_Problem statement_
Report each line below that carries the word "ByLayer".

──────

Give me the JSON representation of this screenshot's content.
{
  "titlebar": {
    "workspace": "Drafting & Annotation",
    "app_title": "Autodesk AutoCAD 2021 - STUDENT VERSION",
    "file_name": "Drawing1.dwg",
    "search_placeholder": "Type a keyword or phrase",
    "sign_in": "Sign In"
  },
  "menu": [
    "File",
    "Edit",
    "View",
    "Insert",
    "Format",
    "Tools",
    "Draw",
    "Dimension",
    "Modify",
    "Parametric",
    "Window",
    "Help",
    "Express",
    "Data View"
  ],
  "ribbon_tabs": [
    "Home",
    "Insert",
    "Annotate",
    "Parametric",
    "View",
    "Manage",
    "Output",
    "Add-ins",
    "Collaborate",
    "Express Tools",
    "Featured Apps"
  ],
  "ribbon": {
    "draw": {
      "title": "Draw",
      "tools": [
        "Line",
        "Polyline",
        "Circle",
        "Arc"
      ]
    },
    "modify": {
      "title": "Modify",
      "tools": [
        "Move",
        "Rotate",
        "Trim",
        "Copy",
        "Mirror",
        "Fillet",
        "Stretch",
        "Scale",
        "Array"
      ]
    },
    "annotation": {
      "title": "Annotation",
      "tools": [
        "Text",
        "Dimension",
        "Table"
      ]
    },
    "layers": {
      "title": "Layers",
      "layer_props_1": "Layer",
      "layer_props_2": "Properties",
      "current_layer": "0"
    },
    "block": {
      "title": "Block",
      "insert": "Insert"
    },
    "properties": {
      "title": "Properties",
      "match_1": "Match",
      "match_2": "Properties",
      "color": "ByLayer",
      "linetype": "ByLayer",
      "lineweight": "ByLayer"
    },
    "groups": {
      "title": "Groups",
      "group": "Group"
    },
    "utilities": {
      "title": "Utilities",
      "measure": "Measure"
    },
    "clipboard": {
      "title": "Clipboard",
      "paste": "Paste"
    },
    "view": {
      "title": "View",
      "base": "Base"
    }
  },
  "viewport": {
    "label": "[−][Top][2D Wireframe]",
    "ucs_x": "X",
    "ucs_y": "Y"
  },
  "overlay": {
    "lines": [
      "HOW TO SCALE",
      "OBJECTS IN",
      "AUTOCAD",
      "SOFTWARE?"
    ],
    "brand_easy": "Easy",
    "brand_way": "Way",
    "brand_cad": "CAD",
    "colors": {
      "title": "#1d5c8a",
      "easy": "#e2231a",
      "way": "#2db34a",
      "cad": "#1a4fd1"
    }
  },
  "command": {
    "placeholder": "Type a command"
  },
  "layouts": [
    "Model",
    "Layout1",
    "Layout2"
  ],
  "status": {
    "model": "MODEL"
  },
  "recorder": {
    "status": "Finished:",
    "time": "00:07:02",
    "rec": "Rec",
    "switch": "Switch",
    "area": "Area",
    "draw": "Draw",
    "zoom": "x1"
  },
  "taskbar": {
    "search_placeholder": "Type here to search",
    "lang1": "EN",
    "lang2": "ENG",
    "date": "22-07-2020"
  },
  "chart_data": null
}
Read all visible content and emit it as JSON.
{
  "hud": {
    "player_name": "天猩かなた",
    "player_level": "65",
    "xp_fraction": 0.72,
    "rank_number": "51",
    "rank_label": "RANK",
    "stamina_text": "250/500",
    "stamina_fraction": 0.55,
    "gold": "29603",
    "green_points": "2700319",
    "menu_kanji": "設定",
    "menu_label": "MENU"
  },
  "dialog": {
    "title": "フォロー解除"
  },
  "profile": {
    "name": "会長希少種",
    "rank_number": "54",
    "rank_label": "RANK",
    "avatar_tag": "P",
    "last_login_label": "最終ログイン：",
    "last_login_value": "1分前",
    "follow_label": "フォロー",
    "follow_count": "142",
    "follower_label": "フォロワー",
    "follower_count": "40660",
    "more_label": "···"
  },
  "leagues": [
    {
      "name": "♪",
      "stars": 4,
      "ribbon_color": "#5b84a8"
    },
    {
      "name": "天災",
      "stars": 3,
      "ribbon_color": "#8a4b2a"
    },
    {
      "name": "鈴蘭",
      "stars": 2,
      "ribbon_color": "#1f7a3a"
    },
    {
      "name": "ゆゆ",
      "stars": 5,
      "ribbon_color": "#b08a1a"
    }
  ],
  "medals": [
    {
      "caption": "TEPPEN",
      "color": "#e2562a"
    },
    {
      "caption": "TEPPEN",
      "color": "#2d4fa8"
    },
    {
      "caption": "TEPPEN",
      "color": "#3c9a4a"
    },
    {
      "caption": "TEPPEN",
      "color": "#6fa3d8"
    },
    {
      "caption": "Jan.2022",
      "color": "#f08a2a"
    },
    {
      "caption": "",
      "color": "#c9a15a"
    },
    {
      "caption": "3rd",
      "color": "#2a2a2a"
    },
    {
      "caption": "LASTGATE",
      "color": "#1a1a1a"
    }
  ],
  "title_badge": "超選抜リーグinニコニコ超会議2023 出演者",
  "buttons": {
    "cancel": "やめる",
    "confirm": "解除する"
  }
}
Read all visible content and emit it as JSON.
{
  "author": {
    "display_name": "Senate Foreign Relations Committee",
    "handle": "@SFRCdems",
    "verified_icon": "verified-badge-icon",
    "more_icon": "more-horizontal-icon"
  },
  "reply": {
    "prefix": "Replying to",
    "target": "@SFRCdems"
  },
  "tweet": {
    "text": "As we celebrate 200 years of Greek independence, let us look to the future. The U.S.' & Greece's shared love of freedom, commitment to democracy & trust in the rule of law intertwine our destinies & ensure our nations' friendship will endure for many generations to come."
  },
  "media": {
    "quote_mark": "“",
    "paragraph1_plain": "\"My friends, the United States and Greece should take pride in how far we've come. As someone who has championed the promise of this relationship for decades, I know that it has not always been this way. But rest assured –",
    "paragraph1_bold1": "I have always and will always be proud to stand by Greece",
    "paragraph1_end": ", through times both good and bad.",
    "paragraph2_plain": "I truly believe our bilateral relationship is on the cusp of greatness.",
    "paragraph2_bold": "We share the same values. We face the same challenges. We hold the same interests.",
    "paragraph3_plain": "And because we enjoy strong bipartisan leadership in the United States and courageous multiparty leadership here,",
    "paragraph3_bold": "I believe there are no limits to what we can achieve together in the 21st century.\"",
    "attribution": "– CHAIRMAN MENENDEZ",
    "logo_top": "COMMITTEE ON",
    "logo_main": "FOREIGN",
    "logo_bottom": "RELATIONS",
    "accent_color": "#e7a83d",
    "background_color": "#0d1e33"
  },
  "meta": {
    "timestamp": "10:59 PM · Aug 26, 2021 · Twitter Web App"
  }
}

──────

_Written answer_
      "color": "ByLayer",
      "linetype": "ByLayer",
      "lineweight": "ByLayer"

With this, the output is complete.